Retreat with John Jackson
22-25 April 2017, Chamma Ling
The Tsa Lung Practice
This retreat is perfect for either people who are eager to learn tsa lung for the first time, and for people who have been practicing tsa lung for some time. We will go very deeply into the methods and experiences of these body wisdom practices so that even people who have been practicing for years will discover new levels of spaciousness, clarity, wisdom and energy within their sacred bodies.
Ultimately, the goal of meditation is to learn to abide with stability in clear, open awareness. You can enhance your ability to connect with and rest in this naturally joyful state by alleviating any physical distractions, emotional blocks, energetic or mental disturbances, or other obstacles to your practice.
The five tsa lung exercises are a step-by-step means for identifying and clearing these obstacles. These easy-to-perform yet powerful exercises can be used not just as a preliminary to other meditation practice, but also as a primary practice for enhancing the experience of open awareness in day-to-day life. They can help you to:
- Clear gross obstacles such as those that cause disease or strong negative emotions
- Clear or exhaust the momentum that drives obscuring thoughts
- Clear subtle obstacles that disturb your ability to recognize and rest in your own natural mind
In Tibetan, tsa means channel and lung means vital breath or wind (prana). Through bringing together the focus of the mind, breath and physical movements, in each tsa lung exercise you open particular chakras or energetic centers in the body and clear the obstacles that disturb and obscure you from recognizing the pure and open space of being. This pure and open space is the source of all positive qualities.
The five tsa lung exercises are described in detail in Geshe Tenzin Wangyal Rinpoche’s book Awakening the Sacred Body (Hay House, 2011), available from Ligmincha International’s Bookstore and Tibet Shop.
Program of the day:
Session 1 - 10-11.30 a.m.
Session 2 - 12-1p.m.
Session 3 - 3-4.30 p.m.
Session 4 - 5-6 p.m.
Address: Chamma Ling, Al. Huberta 4, Wilga, Poland
Clik to know: how to get there?
Suggested donation for teachings: 300 PLN (70 euro)
Please register your participation:
Suggested donation for accommodation (per night) include:
Big house – 40PLN (=10 euros), Little House – 30PLN (=8 euros), Dormitory ‘Przychodnia’ - 25 PLN (=6 euros) (three rooms with two places, and room 9 with beds), Old Gompa – 15PLN (=4 euros, Dormitory - 20 places - you have to bring your sleeping bag and sleeping mat), Tent - 15 PLN (=4 euros) per person.
John Jackson's short biography
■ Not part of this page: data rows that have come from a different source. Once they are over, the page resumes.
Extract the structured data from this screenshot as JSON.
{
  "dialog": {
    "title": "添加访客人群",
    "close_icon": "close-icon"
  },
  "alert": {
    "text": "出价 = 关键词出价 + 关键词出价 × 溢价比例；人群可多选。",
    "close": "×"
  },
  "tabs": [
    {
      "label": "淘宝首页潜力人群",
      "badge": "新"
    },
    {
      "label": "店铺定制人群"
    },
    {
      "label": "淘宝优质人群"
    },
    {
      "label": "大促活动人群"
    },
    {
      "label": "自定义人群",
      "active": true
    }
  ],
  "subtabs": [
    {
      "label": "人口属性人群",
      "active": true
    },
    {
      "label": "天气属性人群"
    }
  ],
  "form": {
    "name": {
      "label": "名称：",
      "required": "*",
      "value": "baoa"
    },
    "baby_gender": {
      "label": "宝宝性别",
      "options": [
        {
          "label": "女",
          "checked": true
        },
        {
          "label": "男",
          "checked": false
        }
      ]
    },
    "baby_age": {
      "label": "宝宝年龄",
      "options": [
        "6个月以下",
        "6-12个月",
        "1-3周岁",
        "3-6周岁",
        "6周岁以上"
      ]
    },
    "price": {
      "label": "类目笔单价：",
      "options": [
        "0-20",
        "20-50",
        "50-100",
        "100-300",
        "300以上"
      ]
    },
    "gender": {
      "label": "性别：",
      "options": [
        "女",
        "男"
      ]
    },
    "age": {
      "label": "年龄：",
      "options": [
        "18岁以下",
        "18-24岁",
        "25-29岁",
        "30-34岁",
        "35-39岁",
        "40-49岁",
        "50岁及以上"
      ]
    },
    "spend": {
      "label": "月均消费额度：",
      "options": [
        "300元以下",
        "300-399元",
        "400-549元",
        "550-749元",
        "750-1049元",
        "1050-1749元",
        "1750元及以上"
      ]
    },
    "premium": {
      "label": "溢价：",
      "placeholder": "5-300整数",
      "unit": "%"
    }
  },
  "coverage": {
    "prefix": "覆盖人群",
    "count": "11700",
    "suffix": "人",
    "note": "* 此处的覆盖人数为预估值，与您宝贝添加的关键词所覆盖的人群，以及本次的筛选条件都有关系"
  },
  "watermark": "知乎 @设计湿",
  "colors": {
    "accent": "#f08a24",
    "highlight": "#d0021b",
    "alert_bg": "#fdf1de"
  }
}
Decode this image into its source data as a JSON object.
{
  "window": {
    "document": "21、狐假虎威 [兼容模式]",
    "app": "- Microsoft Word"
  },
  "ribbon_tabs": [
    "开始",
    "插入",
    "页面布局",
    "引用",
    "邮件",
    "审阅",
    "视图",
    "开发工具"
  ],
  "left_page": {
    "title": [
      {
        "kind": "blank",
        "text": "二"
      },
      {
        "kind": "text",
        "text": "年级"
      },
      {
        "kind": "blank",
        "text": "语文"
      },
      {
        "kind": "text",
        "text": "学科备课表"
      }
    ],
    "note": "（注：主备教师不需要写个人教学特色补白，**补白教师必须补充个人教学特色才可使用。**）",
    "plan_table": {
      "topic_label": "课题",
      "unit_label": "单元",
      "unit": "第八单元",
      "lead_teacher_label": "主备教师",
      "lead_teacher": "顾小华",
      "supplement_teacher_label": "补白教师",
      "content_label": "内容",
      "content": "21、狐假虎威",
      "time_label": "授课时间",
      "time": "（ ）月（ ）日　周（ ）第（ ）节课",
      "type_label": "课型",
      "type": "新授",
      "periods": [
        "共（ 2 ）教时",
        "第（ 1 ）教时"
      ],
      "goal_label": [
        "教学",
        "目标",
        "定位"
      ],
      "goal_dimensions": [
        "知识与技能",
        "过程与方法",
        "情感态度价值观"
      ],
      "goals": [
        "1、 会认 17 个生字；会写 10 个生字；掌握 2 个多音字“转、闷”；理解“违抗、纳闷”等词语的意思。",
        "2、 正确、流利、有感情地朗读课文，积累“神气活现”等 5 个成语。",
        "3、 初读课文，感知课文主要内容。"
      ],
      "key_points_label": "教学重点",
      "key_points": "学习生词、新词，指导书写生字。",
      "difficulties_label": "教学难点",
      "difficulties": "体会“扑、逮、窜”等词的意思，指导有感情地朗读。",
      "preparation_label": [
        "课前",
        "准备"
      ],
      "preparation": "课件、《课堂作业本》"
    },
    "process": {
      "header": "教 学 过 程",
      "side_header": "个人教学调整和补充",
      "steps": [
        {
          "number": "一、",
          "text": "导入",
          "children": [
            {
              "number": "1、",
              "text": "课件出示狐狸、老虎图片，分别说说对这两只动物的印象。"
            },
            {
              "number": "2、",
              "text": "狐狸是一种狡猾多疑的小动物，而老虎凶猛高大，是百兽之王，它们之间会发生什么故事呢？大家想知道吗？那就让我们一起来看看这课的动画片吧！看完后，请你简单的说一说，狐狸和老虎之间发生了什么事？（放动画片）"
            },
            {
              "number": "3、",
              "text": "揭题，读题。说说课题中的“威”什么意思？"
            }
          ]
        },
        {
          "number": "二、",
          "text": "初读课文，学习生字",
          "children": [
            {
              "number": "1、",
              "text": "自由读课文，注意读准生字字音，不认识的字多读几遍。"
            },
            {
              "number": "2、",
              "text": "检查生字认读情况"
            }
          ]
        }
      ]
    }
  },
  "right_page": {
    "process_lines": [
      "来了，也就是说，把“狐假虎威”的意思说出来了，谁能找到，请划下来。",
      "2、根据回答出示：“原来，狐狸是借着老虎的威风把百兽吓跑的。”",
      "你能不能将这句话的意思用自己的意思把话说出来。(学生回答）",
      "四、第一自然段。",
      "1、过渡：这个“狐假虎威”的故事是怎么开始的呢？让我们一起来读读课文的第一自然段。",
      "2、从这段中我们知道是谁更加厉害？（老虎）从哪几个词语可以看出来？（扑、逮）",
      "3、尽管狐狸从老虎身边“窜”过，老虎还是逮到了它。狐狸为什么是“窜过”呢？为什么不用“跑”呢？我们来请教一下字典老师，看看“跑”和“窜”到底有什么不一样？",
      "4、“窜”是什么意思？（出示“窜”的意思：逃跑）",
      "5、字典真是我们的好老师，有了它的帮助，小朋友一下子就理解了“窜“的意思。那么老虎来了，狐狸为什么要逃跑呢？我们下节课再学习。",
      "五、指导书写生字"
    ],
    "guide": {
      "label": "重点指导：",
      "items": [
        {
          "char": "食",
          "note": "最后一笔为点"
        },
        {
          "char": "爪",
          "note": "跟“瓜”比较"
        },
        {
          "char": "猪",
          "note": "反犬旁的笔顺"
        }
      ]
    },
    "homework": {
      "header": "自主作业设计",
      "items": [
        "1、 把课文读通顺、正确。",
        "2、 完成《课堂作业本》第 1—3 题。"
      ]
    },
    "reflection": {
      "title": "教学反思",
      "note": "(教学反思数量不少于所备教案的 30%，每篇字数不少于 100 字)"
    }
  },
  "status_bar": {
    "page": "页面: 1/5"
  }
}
John began his training in meditation when he was 19, practicing a variety of methods from pranayama to Tibetan dzogchen. During his studies and explorations he has traveled on pilgrimages around the world and spent lengthy periods of time in retreat in Triten Norbutse and Menri monasteries in Nepal and India. Over the past 20 years John has developed close relationships with and received private instruction from His Holiness Lungtog Tenpai Nyima and Yongdzin Tenzin Namdak, the two most senior teachers of the Bön lineage, and Tenzin Wangyal Rinpoche, the most senior Bön master in the West. He has been teaching meditation courses at Ligmincha Institute and related centers across the United States and Europe since 2001, including Tibetan Dream Yoga, the Nine Ways of Bön, Integrating Meditation with Daily Life, Healing the Earth – Healing Yourself, Tsa Lung, Tibetan Sound Healing, Awakening the Luminous Mind, and Red Garuda. He is co-leader for the 3 Doors Academy of Europe, an intensive three year program for gaining deep experience in the Tibetan practices of body, speech and mind.
John helped establish Ligmincha Institute beginning in 1992, organizing most retreats, editing practice materials, and serving on its board of directors until 1997. At the request of Tenzin Wangyal Rinpoche in 2001, he helped establish the Chamma Ling Retreat Center of Colorado, a place of solitary retreat in the remote Sangre de Christo mountains of Colorado, and currently serves as a director of that center. John was also active in the planning and initial setup of Lishu Institute, near Dheradun, India.
John lives near Charlottesville, Virginia, where he enjoys gardening, being a father, and spending time in solitude in the mountains.